Start of Block

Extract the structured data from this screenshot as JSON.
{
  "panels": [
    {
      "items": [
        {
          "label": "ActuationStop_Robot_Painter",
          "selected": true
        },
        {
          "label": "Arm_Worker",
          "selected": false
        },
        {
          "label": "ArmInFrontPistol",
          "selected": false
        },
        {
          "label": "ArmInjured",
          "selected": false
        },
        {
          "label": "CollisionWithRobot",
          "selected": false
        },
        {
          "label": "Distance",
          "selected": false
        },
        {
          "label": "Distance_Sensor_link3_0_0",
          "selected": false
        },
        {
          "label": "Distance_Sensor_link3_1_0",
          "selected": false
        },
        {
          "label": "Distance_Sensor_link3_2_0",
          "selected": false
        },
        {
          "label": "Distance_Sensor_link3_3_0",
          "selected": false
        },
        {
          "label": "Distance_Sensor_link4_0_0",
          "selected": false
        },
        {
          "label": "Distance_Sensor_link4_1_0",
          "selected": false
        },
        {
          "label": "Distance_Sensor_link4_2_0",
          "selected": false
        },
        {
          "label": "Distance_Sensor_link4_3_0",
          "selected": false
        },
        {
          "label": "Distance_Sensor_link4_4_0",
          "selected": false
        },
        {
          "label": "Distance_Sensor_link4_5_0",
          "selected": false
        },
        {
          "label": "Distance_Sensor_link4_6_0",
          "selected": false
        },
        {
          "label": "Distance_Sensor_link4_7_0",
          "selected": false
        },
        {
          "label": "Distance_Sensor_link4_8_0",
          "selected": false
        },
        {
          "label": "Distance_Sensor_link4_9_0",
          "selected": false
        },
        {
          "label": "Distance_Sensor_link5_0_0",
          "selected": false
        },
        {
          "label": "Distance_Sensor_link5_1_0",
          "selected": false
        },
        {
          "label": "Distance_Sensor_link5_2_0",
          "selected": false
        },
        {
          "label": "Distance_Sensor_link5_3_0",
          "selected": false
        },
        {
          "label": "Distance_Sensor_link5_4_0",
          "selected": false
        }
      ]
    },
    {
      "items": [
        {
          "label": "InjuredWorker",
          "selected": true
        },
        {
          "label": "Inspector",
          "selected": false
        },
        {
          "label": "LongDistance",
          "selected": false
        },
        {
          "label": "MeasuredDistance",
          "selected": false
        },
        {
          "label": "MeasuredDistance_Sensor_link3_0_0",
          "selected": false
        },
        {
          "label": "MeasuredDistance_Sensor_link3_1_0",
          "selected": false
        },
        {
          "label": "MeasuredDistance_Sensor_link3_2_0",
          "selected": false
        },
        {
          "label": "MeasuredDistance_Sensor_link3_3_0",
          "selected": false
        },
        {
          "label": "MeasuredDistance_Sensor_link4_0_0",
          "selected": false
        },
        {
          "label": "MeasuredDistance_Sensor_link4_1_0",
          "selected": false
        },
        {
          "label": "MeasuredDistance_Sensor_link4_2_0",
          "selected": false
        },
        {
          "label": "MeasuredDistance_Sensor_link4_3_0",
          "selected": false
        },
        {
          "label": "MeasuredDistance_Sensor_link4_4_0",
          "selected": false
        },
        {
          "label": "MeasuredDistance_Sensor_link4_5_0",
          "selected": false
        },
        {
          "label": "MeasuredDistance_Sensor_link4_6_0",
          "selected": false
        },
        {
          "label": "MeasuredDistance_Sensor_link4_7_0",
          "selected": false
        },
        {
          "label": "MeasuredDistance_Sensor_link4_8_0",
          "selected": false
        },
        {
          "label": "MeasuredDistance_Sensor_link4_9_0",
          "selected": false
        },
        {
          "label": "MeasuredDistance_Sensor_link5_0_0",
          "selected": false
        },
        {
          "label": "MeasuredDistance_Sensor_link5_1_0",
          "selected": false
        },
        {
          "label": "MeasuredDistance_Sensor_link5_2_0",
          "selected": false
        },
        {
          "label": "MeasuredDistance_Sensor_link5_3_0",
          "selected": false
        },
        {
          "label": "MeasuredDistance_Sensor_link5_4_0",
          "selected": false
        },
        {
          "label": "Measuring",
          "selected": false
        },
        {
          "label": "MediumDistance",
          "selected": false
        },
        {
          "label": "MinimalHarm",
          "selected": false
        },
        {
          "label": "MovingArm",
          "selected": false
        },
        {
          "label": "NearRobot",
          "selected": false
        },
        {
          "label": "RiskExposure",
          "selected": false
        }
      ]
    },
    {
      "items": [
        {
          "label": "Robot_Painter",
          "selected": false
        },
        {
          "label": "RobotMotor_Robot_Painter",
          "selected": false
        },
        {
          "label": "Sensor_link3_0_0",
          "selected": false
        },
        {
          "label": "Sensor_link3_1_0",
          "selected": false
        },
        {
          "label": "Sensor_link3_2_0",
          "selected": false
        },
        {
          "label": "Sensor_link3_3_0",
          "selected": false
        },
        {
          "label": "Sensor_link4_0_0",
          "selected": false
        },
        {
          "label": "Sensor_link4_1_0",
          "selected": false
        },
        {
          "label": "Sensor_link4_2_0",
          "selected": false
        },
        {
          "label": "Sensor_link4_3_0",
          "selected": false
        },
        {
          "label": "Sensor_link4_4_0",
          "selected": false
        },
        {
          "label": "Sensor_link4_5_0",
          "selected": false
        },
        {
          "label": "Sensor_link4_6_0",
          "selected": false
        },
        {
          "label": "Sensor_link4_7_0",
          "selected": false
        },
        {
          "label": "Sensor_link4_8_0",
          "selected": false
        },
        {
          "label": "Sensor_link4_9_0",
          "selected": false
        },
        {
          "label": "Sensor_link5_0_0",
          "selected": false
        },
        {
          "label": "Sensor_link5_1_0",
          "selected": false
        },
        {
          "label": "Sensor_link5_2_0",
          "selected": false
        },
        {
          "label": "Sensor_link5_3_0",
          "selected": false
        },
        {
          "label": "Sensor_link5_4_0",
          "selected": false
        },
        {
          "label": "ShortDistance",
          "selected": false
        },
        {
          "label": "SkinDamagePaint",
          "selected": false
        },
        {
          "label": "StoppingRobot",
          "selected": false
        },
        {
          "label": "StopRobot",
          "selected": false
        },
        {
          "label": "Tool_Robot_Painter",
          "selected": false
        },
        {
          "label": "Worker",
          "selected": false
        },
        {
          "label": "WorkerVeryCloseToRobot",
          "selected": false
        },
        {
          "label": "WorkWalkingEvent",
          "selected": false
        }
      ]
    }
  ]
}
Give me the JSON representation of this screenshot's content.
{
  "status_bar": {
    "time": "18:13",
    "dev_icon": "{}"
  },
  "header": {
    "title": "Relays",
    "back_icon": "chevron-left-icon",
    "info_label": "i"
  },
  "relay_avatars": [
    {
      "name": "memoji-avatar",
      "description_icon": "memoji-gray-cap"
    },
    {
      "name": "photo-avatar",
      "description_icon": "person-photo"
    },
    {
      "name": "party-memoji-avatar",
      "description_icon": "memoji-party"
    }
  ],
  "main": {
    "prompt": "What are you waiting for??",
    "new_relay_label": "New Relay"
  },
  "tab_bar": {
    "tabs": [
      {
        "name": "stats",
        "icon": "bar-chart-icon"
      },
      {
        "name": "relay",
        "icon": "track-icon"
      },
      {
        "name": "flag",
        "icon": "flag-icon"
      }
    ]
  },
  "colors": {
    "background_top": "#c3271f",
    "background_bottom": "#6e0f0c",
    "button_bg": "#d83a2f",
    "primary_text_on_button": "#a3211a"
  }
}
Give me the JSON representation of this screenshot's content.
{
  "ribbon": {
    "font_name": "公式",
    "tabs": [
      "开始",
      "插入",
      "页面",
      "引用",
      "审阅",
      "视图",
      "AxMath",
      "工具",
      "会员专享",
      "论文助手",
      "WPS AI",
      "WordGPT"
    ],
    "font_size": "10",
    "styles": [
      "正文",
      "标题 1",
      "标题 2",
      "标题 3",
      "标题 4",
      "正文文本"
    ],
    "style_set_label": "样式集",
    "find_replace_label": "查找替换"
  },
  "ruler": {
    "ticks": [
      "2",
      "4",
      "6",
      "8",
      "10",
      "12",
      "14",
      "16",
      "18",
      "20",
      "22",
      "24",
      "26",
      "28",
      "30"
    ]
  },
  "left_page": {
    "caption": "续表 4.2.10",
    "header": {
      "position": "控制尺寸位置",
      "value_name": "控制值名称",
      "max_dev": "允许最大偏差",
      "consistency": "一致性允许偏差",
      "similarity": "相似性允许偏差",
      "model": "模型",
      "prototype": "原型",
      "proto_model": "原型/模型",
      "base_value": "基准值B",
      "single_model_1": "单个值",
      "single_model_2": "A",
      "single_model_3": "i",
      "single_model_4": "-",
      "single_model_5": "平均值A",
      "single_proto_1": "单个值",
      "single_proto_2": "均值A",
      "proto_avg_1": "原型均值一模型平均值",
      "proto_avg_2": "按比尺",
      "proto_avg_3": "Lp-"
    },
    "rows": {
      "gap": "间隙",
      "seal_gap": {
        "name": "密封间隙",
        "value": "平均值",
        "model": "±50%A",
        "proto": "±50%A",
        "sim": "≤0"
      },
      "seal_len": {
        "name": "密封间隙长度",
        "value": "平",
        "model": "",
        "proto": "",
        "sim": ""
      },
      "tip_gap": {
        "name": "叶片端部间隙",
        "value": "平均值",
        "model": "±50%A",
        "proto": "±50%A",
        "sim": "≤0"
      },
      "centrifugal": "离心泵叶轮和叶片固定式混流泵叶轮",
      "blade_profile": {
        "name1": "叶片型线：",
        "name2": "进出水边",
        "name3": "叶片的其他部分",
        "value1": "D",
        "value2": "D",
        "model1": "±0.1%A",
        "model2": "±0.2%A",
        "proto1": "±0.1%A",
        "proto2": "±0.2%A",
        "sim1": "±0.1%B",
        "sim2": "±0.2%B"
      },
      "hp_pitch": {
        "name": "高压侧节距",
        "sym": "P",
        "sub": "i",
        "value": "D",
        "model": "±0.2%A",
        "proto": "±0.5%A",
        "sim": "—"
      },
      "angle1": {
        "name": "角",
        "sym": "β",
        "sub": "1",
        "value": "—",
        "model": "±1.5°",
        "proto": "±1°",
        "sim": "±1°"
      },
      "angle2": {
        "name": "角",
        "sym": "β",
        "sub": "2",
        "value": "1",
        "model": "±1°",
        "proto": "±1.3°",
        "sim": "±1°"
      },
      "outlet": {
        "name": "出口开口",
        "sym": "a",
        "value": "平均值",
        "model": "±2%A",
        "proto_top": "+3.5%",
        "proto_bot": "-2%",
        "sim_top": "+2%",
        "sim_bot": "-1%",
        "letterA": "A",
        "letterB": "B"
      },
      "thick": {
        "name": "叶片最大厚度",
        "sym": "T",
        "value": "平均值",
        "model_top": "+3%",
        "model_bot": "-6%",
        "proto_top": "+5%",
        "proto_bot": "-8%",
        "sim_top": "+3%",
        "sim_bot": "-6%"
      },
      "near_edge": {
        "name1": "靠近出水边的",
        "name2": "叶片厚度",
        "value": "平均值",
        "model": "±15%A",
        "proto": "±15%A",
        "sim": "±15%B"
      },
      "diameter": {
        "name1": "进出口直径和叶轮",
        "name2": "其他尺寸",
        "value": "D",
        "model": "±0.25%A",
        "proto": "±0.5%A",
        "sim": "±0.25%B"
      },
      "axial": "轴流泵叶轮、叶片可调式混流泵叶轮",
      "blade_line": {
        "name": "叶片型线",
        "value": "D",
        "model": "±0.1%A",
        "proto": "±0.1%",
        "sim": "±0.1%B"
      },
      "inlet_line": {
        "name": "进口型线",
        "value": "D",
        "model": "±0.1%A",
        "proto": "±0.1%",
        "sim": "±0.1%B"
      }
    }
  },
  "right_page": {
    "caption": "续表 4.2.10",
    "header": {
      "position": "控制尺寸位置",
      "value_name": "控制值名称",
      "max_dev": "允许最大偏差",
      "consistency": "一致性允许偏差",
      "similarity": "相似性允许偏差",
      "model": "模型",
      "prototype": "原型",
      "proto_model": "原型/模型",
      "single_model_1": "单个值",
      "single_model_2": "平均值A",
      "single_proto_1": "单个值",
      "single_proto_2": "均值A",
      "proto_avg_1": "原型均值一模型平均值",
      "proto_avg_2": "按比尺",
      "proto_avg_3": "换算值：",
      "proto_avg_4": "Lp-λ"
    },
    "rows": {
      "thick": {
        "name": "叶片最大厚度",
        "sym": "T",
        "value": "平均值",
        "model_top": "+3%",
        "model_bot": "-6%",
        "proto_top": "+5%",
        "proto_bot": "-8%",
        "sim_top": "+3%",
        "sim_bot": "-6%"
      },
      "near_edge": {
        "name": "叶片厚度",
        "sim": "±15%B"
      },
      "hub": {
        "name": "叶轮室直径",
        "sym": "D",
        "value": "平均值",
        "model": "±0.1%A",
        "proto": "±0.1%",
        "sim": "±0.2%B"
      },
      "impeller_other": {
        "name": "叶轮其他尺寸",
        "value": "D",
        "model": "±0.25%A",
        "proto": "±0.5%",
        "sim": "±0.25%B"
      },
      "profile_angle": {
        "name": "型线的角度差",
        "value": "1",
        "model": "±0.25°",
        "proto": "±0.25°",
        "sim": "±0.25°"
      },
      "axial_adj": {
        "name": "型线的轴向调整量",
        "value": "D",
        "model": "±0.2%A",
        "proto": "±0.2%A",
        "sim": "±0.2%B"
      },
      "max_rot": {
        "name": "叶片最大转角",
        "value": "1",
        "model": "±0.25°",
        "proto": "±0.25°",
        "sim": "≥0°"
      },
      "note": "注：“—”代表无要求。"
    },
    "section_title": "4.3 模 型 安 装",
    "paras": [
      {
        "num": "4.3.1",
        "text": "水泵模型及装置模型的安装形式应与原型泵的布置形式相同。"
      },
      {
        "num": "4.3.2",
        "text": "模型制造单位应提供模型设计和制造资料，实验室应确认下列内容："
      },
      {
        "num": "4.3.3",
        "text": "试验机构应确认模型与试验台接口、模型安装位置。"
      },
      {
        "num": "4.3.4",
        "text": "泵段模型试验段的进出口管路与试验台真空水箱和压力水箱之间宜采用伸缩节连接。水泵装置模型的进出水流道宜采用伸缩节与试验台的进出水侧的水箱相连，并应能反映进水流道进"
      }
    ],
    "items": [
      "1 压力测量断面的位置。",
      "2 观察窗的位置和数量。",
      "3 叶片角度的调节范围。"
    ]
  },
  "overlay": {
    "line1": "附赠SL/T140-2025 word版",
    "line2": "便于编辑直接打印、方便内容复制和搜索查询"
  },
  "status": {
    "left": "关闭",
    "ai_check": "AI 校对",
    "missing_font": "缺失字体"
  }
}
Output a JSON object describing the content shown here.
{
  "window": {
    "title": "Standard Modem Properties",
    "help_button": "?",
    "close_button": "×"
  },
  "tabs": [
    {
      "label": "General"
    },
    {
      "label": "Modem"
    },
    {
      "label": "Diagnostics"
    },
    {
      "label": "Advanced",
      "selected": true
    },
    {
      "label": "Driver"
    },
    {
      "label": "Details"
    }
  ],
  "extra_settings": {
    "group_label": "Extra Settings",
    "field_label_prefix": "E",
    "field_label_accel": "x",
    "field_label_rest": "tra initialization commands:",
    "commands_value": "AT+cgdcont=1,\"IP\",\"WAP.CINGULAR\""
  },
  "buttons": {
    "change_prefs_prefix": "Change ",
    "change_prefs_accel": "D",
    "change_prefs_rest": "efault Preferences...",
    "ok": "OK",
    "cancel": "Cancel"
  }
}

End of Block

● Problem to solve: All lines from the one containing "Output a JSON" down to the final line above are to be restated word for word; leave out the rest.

● Answer space:
Output a JSON object describing the content shown here.
{
  "window": {
    "title": "Standard Modem Properties",
    "help_button": "?",
    "close_button": "×"
  },
  "tabs": [
    {
      "label": "General"
    },
    {
      "label": "Modem"
    },
    {
      "label": "Diagnostics"
    },
    {
      "label": "Advanced",
      "selected": true
    },
    {
      "label": "Driver"
    },
    {
      "label": "Details"
    }
  ],
  "extra_settings": {
    "group_label": "Extra Settings",
    "field_label_prefix": "E",
    "field_label_accel": "x",
    "field_label_rest": "tra initialization commands:",
    "commands_value": "AT+cgdcont=1,\"IP\",\"WAP.CINGULAR\""
  },
  "buttons": {
    "change_prefs_prefix": "Change ",
    "change_prefs_accel": "D",
    "change_prefs_rest": "efault Preferences...",
    "ok": "OK",
    "cancel": "Cancel"
  }
}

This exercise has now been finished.